■ **YOUR ASSIGNMENT**
In this exercise, restate the listing word for word.
┌─ RECORD EXTRACTS
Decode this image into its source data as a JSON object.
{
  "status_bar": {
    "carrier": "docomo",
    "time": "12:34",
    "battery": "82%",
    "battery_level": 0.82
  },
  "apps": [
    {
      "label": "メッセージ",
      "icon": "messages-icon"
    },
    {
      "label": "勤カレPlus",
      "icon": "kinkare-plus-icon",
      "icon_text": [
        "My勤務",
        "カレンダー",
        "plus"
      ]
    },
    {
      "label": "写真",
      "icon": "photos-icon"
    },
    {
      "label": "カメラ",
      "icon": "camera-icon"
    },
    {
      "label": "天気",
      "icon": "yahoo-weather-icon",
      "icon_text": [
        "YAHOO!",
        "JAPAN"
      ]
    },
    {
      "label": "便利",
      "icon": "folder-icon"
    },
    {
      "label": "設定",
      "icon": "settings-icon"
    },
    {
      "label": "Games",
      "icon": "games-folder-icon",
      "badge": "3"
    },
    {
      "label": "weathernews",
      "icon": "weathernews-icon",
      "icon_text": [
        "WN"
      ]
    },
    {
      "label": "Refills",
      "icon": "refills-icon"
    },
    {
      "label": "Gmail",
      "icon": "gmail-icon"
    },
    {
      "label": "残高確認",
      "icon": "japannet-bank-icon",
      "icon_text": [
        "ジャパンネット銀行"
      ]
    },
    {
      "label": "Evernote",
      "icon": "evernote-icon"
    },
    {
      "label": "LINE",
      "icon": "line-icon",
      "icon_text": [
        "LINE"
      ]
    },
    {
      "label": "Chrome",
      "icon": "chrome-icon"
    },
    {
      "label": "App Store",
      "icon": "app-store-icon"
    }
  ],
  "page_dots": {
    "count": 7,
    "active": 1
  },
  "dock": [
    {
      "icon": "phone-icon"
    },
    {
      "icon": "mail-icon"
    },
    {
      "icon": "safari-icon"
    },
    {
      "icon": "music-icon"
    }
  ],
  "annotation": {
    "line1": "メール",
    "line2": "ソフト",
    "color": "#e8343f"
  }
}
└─
■ **ANSWER SPACE**
Decode this image into its source data as a JSON object.
{
  "status_bar": {
    "carrier": "docomo",
    "time": "12:34",
    "battery": "82%",
    "battery_level": 0.82
  },
  "apps": [
    {
      "label": "メッセージ",
      "icon": "messages-icon"
    },
    {
      "label": "勤カレPlus",
      "icon": "kinkare-plus-icon",
      "icon_text": [
        "My勤務",
        "カレンダー",
        "plus"
      ]
    },
    {
      "label": "写真",
      "icon": "photos-icon"
    },
    {
      "label": "カメラ",
      "icon": "camera-icon"
    },
    {
      "label": "天気",
      "icon": "yahoo-weather-icon",
      "icon_text": [
        "YAHOO!",
        "JAPAN"
      ]
    },
    {
      "label": "便利",
      "icon": "folder-icon"
    },
    {
      "label": "設定",
      "icon": "settings-icon"
    },
    {
      "label": "Games",
      "icon": "games-folder-icon",
      "badge": "3"
    },
    {
      "label": "weathernews",
      "icon": "weathernews-icon",
      "icon_text": [
        "WN"
      ]
    },
    {
      "label": "Refills",
      "icon": "refills-icon"
    },
    {
      "label": "Gmail",
      "icon": "gmail-icon"
    },
    {
      "label": "残高確認",
      "icon": "japannet-bank-icon",
      "icon_text": [
        "ジャパンネット銀行"
      ]
    },
    {
      "label": "Evernote",
      "icon": "evernote-icon"
    },
    {
      "label": "LINE",
      "icon": "line-icon",
      "icon_text": [
        "LINE"
      ]
    },
    {
      "label": "Chrome",
      "icon": "chrome-icon"
    },
    {
      "label": "App Store",
      "icon": "app-store-icon"
    }
  ],
  "page_dots": {
    "count": 7,
    "active": 1
  },
  "dock": [
    {
      "icon": "phone-icon"
    },
    {
      "icon": "mail-icon"
    },
    {
      "icon": "safari-icon"
    },
    {
      "icon": "music-icon"
    }
  ],
  "annotation": {
    "line1": "メール",
    "line2": "ソフト",
    "color": "#e8343f"
  }
}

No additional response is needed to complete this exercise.